Kosey
Kosey
2 months ago
Reply to  Colin

Colin, I see merit in your point of view – like I said, I genuinely think this is a bit of fun, she is playing a fictional character and doing a bit of dress-up. I get that people will see enjoyment in that. However, there does come a point when as a society we do have to look at ourselves and say are we happy that this exists as a form of entertainment? You can look back through history regarding race, sex, sexuality and what was seen as a harmless bit of fun is now quite rightly frowned upon. I… Read more »

Last edited 2 months ago by Kosey
Colin
Colin
2 months ago
Reply to  Kosey

I absolutely agree with what you said, everyone should be treated with respect. However, I do find the term (in *this context*) purely fictional, as fictional witches were a part of the folklore before the religion with a similar name was widely known. I fear that if we start dissecting everything that could out of the context become offensive to some, we’ll have absolutely nothing left. Ghosts =/= spirits, Giants =/= people with acromegaly, Zombies =/= people who get resuscitated from a clinical death and so on. Everything could be taken as an offense and as a result, we’d have… Read more »

Last edited 2 months ago by Colin
Kosey
Kosey
2 months ago
Reply to  Colin

I respect your opinion and everyone is entitled to them of course. In this instance, we don’t agree and that’s fine. As a species, we have a habit of putting modern ideals onto the past and no doubt people in the future will do the same to things we find acceptable today. I don’t believe things like blackface were done at the time to degrade anyone, it was done to imitate an unusual part of a society that people were fascinated by. It has now been pointed out to people how problematic it is in modern society. I see equivalence… Read more »

Colin
Colin
2 months ago
Reply to  Kosey

I know we won’t be looking on this with the same way, but I really don’t want to appear insensitive nor unclear. For instance, I do agree that blackface wasn’t (at least not all the time) used for the purpose of degrading, but it was used to mimic black people either way. It was directed directly towards them and not accidentally matched their tone trying to convey something else entirely. I think that the vast majority would in this context only think about fictional fairytale witches. Now, if the song referenced actual rituals and spoke about faith, throwing in some… Read more »

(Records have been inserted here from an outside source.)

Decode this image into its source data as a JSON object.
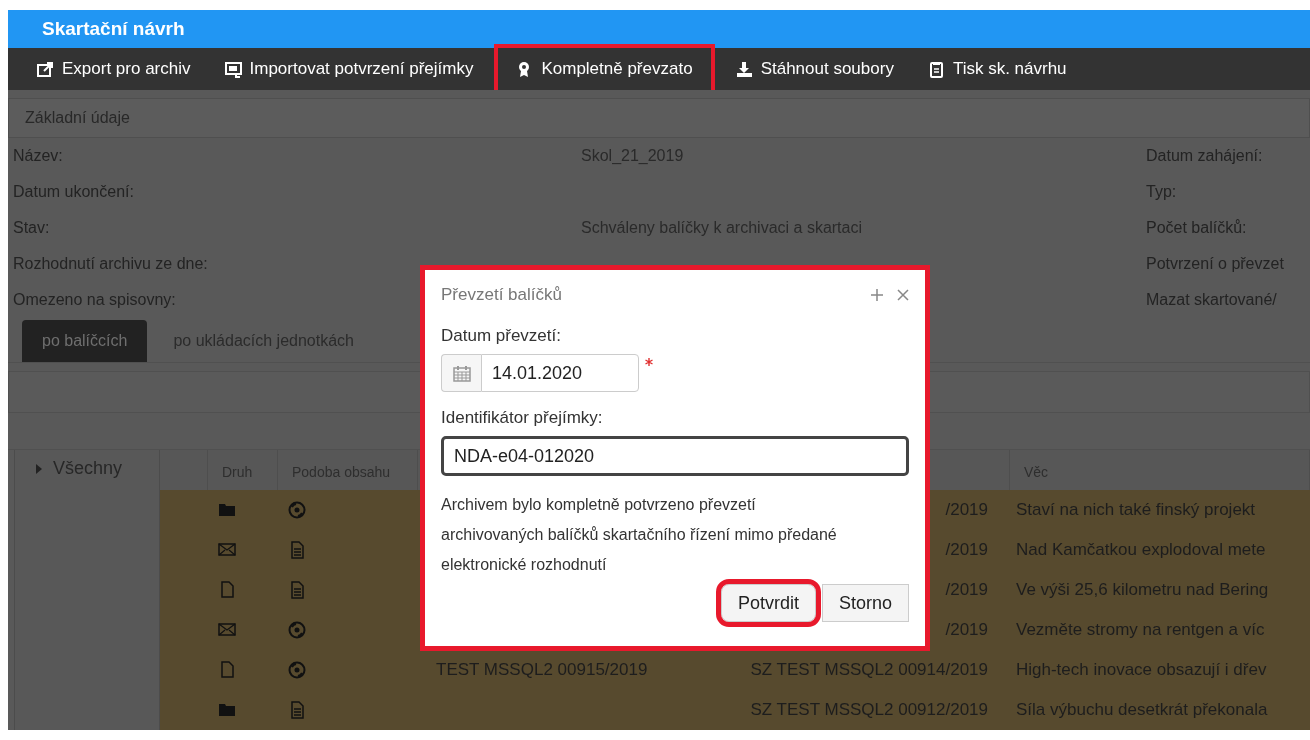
{
  "window": {
    "title": "Skartační návrh"
  },
  "toolbar": [
    {
      "label": "Export pro archiv",
      "kind": "export",
      "highlighted": false
    },
    {
      "label": "Importovat potvrzení přejímky",
      "kind": "import",
      "highlighted": false
    },
    {
      "label": "Kompletně převzato",
      "kind": "award",
      "highlighted": true
    },
    {
      "label": "Stáhnout soubory",
      "kind": "download",
      "highlighted": false
    },
    {
      "label": "Tisk sk. návrhu",
      "kind": "print",
      "highlighted": false
    }
  ],
  "section": {
    "title": "Základní údaje",
    "rows": [
      {
        "label": "Název:",
        "value": "Skol_21_2019",
        "label_2": "Datum zahájení:"
      },
      {
        "label": "Datum ukončení:",
        "label_2": "Typ:"
      },
      {
        "label": "Stav:",
        "value": "Schváleny balíčky k archivaci a skartaci",
        "label_2": "Počet balíčků:"
      },
      {
        "label": "Rozhodnutí archivu ze dne:",
        "label_2": "Potvrzení o převzet"
      },
      {
        "label": "Omezeno na spisovny:",
        "label_2": "Mazat skartované/"
      }
    ]
  },
  "tabs": [
    {
      "label": "po balíčcích",
      "selected": true
    },
    {
      "label": "po ukládacích jednotkách",
      "selected": false
    }
  ],
  "tree": [
    {
      "label": "Všechny",
      "expanded": false
    }
  ],
  "table": {
    "columns": [
      "",
      "Druh",
      "Podoba obsahu",
      "",
      "",
      "Věc"
    ],
    "rows": [
      {
        "icons": [
          {
            "kind": "folder"
          },
          {
            "kind": "disc"
          }
        ],
        "column_5": "/2019",
        "vec": "Staví na nich také finský projekt"
      },
      {
        "icons": [
          {
            "kind": "envelope"
          },
          {
            "kind": "document"
          }
        ],
        "column_5": "/2019",
        "vec": "Nad Kamčatkou explodoval mete"
      },
      {
        "icons": [
          {
            "kind": "page"
          },
          {
            "kind": "document"
          }
        ],
        "column_5": "/2019",
        "vec": "Ve výši 25,6 kilometru nad Bering"
      },
      {
        "icons": [
          {
            "kind": "envelope"
          },
          {
            "kind": "disc"
          }
        ],
        "column_5": "/2019",
        "vec": "Vezměte stromy na rentgen a víc"
      },
      {
        "icons": [
          {
            "kind": "page"
          },
          {
            "kind": "disc"
          }
        ],
        "column_4": "TEST MSSQL2 00915/2019",
        "column_5": "SZ TEST MSSQL2 00914/2019",
        "vec": "High-tech inovace obsazují i dřev"
      },
      {
        "icons": [
          {
            "kind": "folder"
          },
          {
            "kind": "document"
          }
        ],
        "column_5": "SZ TEST MSSQL2 00912/2019",
        "vec": "Síla výbuchu desetkrát překonala"
      }
    ]
  },
  "dialog": {
    "title": "Převzetí balíčků",
    "highlighted": true,
    "date_label": "Datum převzetí:",
    "date_value": "14.01.2020",
    "required": true,
    "id_label": "Identifikátor přejímky:",
    "id_value": "NDA-e04-012020",
    "message": "Archivem bylo kompletně potvrzeno převzetí archivovaných balíčků skartačního řízení mimo předané elektronické rozhodnutí",
    "buttons": [
      {
        "label": "Potvrdit",
        "highlighted": true
      },
      {
        "label": "Storno",
        "highlighted": false
      }
    ]
  }
}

Last edited 2 months ago by Colin
Kosey
Kosey
2 months ago
Reply to  Colin

Yes, I am definitely not suggesting that you are dismissing anything and I am definitely grown up enough to know that everyone doesn’t think in the same way. I had a family member who openly identified as a witch and so I am just speaking from experience regarding how problematic this song’s lyrics are in my opinion. The lyrics do refer to genuine practices undertaken in Wicca (eg, spells, the importance of the full moon) – these things are genuinely important. And then the song throws out all sorts of dangerous stereotypes – muddy swamps, bonfires, forests. If Emmy were… Read more »

Colin
Colin
2 months ago
Reply to  Kosey

Just to make it clear, I didn’t dislike any of your comments, as I wouldn’t do that just because someone is speaking their mind and having a different opinion. As old fairytales predate Wiccan practices and are separate in many ways, I personally still find this song quite harmless and fun. Sure, both have some common imagery, but I think it’s because both took over some concepts of witchcraft known from long before. That doesn’t mean that they are that similar. And judging by the way the song is written and staged, I find it pretty clear that it’s the… Read more »

Mircs
Mircs
2 months ago

It’s a great track that I never skip it. Her live vocals where much better than I expected. However, this song serves a lot of attitude lyrically which she couldn’t fully translate to the big stage. That of course correlates with nervousness, her young age and experience-level. She’s not Raylee. But due to her new gained experience, feedback and time to figure some things out I have high hopes, that this problem will be fixed on saturday. It’s great to see that this kind of song gets the recognition (until yet) it deserves.

Kosey
Kosey
2 months ago

Why did she have to reference witches? Did anyone challenge her on that?

Whisker
Whisker
2 months ago
Reply to  Kosey

No one apparently.